The trauma of children and families who have had bad experiences with the Baker Act should inform the legislation, rather than the experiences of judges, who determine a small portion of involuntary exams, said Jackson, who worked on the report.

She believes the only way to improve the law through legislation is to dismantle it — to narrow its usage and dedicate more funding to mental health resources. Nor can lawmakers have faith that the law will be carried out appropriately, she said, especially when used so often by officers who have little or no mental health training.

“The Baker Act is not an appropriate intervention for almost all of the mental health issues we see with our children,” she said. “Criminalizing (them), traumatizing them, putting them in handcuffs, taking them away in a police car … we know that that is not producing outcomes that make children better.”
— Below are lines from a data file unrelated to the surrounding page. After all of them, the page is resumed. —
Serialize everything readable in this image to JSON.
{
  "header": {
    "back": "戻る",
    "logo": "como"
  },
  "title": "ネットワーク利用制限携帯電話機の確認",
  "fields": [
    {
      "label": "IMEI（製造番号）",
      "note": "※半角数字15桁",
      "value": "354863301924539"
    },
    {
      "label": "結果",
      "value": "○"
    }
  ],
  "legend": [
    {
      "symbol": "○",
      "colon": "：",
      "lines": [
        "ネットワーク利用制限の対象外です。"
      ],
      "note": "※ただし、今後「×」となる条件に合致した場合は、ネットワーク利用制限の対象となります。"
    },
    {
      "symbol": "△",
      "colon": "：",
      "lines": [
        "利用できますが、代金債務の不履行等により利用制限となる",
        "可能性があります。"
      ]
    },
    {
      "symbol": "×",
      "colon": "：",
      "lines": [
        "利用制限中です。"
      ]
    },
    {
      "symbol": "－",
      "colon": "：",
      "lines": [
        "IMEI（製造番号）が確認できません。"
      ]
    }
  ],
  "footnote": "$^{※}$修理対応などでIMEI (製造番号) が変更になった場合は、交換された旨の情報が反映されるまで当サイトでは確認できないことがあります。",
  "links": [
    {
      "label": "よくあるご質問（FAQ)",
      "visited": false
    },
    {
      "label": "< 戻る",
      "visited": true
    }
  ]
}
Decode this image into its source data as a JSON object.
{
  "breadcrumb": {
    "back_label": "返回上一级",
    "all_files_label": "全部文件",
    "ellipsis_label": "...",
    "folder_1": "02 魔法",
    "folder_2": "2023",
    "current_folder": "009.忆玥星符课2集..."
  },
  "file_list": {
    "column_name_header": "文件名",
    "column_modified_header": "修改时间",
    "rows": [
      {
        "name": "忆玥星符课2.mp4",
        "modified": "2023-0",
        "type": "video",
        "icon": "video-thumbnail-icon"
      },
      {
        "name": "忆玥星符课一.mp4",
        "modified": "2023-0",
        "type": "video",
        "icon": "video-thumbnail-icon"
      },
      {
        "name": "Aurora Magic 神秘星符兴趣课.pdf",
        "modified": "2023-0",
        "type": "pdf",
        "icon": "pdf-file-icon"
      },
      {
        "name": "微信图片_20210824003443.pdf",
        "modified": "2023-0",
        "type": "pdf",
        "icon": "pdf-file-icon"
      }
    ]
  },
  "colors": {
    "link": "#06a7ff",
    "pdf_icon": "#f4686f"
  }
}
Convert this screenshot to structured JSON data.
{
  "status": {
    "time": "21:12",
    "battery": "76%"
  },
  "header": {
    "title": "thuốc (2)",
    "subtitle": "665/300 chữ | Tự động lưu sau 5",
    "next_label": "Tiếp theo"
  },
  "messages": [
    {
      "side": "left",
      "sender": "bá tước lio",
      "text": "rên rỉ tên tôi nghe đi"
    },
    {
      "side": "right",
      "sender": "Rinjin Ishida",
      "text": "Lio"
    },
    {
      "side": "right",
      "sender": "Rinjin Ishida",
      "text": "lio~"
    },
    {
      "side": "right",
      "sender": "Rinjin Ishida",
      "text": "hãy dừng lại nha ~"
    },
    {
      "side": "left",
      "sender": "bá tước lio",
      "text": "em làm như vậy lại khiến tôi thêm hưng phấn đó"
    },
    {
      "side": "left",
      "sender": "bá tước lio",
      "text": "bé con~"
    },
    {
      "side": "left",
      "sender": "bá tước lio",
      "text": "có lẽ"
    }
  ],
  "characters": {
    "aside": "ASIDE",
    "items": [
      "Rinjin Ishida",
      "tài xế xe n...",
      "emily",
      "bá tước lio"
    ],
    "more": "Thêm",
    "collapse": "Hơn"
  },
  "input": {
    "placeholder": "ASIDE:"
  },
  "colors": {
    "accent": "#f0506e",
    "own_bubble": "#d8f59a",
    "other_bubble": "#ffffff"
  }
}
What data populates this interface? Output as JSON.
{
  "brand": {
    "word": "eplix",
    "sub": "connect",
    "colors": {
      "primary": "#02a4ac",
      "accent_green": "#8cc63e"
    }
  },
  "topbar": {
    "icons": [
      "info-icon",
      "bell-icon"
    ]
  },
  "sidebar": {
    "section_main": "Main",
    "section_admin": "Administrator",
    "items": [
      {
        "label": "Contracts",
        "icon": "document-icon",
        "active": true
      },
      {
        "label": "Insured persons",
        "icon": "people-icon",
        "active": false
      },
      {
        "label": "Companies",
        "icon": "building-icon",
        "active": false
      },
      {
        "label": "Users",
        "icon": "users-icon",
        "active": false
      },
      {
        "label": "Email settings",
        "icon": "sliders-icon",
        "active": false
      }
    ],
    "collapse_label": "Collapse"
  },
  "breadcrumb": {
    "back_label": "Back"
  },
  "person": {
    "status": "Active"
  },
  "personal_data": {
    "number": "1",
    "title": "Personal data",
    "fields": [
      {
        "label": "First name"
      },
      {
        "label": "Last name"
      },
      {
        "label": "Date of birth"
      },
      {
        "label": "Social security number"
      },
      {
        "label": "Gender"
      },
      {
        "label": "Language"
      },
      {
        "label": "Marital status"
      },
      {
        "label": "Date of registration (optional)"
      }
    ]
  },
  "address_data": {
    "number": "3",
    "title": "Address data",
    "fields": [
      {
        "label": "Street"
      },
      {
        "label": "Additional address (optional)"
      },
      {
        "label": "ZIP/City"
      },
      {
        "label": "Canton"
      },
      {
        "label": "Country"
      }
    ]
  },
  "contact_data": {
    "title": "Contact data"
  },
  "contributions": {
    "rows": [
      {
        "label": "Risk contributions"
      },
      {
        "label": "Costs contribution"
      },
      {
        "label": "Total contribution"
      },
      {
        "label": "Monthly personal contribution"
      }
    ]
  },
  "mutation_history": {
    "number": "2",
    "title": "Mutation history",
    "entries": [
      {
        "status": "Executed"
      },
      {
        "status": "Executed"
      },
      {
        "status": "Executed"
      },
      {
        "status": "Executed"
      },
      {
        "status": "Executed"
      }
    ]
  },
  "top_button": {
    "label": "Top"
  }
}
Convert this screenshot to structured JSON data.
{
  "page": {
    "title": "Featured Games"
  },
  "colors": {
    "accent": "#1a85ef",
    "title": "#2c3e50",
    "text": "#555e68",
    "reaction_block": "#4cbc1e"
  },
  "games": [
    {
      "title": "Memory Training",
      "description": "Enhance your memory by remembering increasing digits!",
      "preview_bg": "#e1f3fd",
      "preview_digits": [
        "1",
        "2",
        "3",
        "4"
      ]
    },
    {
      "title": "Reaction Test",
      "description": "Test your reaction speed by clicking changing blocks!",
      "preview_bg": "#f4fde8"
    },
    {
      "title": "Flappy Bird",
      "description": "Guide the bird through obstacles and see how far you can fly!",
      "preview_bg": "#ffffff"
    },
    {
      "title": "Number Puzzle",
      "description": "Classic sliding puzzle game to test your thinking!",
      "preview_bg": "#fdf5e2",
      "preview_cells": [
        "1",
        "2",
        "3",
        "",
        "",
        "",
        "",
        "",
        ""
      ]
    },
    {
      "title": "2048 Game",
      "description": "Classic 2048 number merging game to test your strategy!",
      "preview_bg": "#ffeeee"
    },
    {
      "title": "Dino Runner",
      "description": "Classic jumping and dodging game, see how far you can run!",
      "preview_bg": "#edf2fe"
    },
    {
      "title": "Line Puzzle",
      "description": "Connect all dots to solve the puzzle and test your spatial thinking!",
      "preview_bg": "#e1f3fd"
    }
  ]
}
Opponents of the bills worry about how the expanded criteria will affect vulnerable people. Could a homeless person be held simply because they lack access to housing? If a child draws in an expensive textbook, Clibbon wondered, is that the kind of significant damage that falls under the expanded Baker Act?

Dr. Tommy Schechtman, a West Palm Beach pediatrician and past president of the Florida chapter of the American Academy of Pediatrics, said the bills fail to address the root causes of skyrocketing Baker Act rates, especially among young people: It doesn’t differentiate children from adults. It doesn’t address how involuntary exams of kids have gone up in conjunction with increased police presence in schools. And it doesn’t set aside funding for less invasive forms of mental healthcare, such as urgent care centers.

Juvenile arrests have declined as involuntary exams of young people have increased. Leifman called that a “positive step” — a sign that what was once treated as criminal behavior is now being seen, rightfully, as mental illness.

But Schechtman says that trend means one form of punishment being substituted for another, which makes him more worried about the expanded criteria.

“Replacing one bad thing with another bad thing — equally bad and maybe in some ways worse — doesn’t justify it,” Schechtman said.

”How do you do it all?”

Advocates aren’t opposed to all the proposed reforms. The legislation would give more due-process rights to minors whose families want to voluntarily commit them, including access to a public defender.

It also would change law enforcement officers’ responsibilities. The current law says they “shall” take into custody anyone who meets Baker Act criteria. The new bill would change that word to “may.”

Officers told the Times in 2019 that the “shall” wording made them feel they had to take into custody any child who met the criteria. The Times found Tampa Bay area officers regularly did so without consulting mental health professionals. The change would put their responsibilities more in line with those of healthcare workers.

Martha Lenderman, who formerly directed the state’s Baker Act program and is the leading expert on the law, cautioned that the shall-to-may change could throw a wrench into the case law that allows Florida officers to enter private property to help a suicidal person.

But she found a lot to like in the bills. The updated rights for minors in voluntary commitments are “probably 20 years overdue.” She also supports a provision that would change the maximum length of an involuntary commitment from three months to six, while requiring facilities to release people when they no longer pose a risk to themselves or others.

She likes the idea of requiring facilities to connect people to outside resources, she said, but she’s not sure anything would change in practice without the state funding more mental health resources.

She thinks the legislation would ultimately do enough good that it ought to pass, she said. But she finds herself hung up on, if not totally put off by, the expanded criteria.

“I’m concerned with increasing the number of people that we force-feed into the most intrusive method of intervention,” she said, “when we’re not funding the alternatives to that to prevent some of those admissions or to prevent subsequent ones.

“How do you do it all? I’m just glad I don’t have to make that decision.”